TIFF files are larger than JPEG files, however, due to the lack of compression. This can make them impractical for certain purposes, such as web graphics and digital photographs. Additionally, TIFF images are not always compatible with all platforms and software, which can limit their usability in certain situations.
Despite its limitations, TIFF remains a favored file format for high-quality image needs. Its compatibility with different color spaces, including CMYK and RGB, makes it a versatile and reliable choice for professional settings. TIFF images can also be edited and manipulated without experiencing any loss in image quality.
In addition to the image formats discussed above, there are other non-JPEG image formats that you may come across in your digital image needs.
BMP (Bitmap): BMP is a very basic image format that is often used by Windows operating systems. It is a fairly large file format and does not use compression, which means that BMP files can quickly take up a lot of storage space. BMP is not recommended for web graphics or digital photographs due to its large file size.
RAW: RAW is a file format that is used by many professional digital cameras. Unlike other image formats, RAW captures all the uncompressed data from the camera’s sensor, giving photographers greater control over the final image. However, RAW files are very large and require specialized software to process and edit.
While these formats have their own unique characteristics, it’s important to consider the specific needs and requirements of your digital image projects when choosing an alternative to JPEG.
In conclusion, exploring alternative formats for images is crucial for anyone dealing with digital images. While JPEG is the most common format, its limitations in areas like lossless compression and transparency support make it less ideal for certain uses.

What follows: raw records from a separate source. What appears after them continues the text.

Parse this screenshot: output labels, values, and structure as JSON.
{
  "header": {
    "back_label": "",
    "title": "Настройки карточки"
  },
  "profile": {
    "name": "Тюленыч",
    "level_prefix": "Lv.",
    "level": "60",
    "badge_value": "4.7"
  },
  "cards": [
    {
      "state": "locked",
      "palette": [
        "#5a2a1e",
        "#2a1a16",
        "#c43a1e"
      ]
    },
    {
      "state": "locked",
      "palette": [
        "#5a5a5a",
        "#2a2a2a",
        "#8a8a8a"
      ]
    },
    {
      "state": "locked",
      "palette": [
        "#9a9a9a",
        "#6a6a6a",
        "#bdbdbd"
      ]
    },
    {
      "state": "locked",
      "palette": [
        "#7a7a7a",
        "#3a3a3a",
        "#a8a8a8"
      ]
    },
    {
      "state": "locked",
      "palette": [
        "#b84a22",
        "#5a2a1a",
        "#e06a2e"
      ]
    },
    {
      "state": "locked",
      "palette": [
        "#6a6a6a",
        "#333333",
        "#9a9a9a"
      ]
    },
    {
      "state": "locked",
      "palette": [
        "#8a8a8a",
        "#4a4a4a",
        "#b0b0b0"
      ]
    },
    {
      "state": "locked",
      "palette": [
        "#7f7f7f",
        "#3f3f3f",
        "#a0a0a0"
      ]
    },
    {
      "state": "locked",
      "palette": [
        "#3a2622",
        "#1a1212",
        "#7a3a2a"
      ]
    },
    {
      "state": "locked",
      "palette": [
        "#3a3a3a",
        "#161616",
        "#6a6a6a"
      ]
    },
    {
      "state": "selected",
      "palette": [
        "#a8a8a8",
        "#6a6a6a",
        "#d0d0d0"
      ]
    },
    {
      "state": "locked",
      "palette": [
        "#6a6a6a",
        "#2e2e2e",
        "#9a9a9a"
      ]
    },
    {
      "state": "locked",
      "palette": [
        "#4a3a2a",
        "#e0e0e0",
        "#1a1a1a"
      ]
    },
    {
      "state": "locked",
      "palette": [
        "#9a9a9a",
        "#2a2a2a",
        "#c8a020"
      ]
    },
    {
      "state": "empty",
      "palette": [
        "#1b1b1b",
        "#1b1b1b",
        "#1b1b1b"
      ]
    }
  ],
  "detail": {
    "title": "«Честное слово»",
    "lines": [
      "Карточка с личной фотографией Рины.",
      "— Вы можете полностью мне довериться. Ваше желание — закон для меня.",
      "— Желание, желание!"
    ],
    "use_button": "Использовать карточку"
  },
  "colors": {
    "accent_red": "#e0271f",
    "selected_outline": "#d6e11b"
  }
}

PNG is an excellent alternative to JPEG, offering lossless compression and support for transparency. It is suitable for web graphics, digital photographs, and other similar images.
GIF, on the other hand, is ideal for simple graphics and animations, with support for an animation sequence and limited color palettes.
TIFF is a high-quality format that is popular in professional settings such as photography and printing. Its lossless compression ensures high quality and compatibility with different platforms.
Other non-JPEG formats like BMP and RAW also have unique features, but their uses are more limited than the formats already mentioned.
In choosing an alternative format, consider what type of image you are working with, how it will be used, and the platform it will be viewed on. Making the right choice will affect the quality and clarity of the image, as well as its compatibility with different devices.
In summary, it is important to explore alternative formats for images to ensure the best quality and compatibility for your digital needs.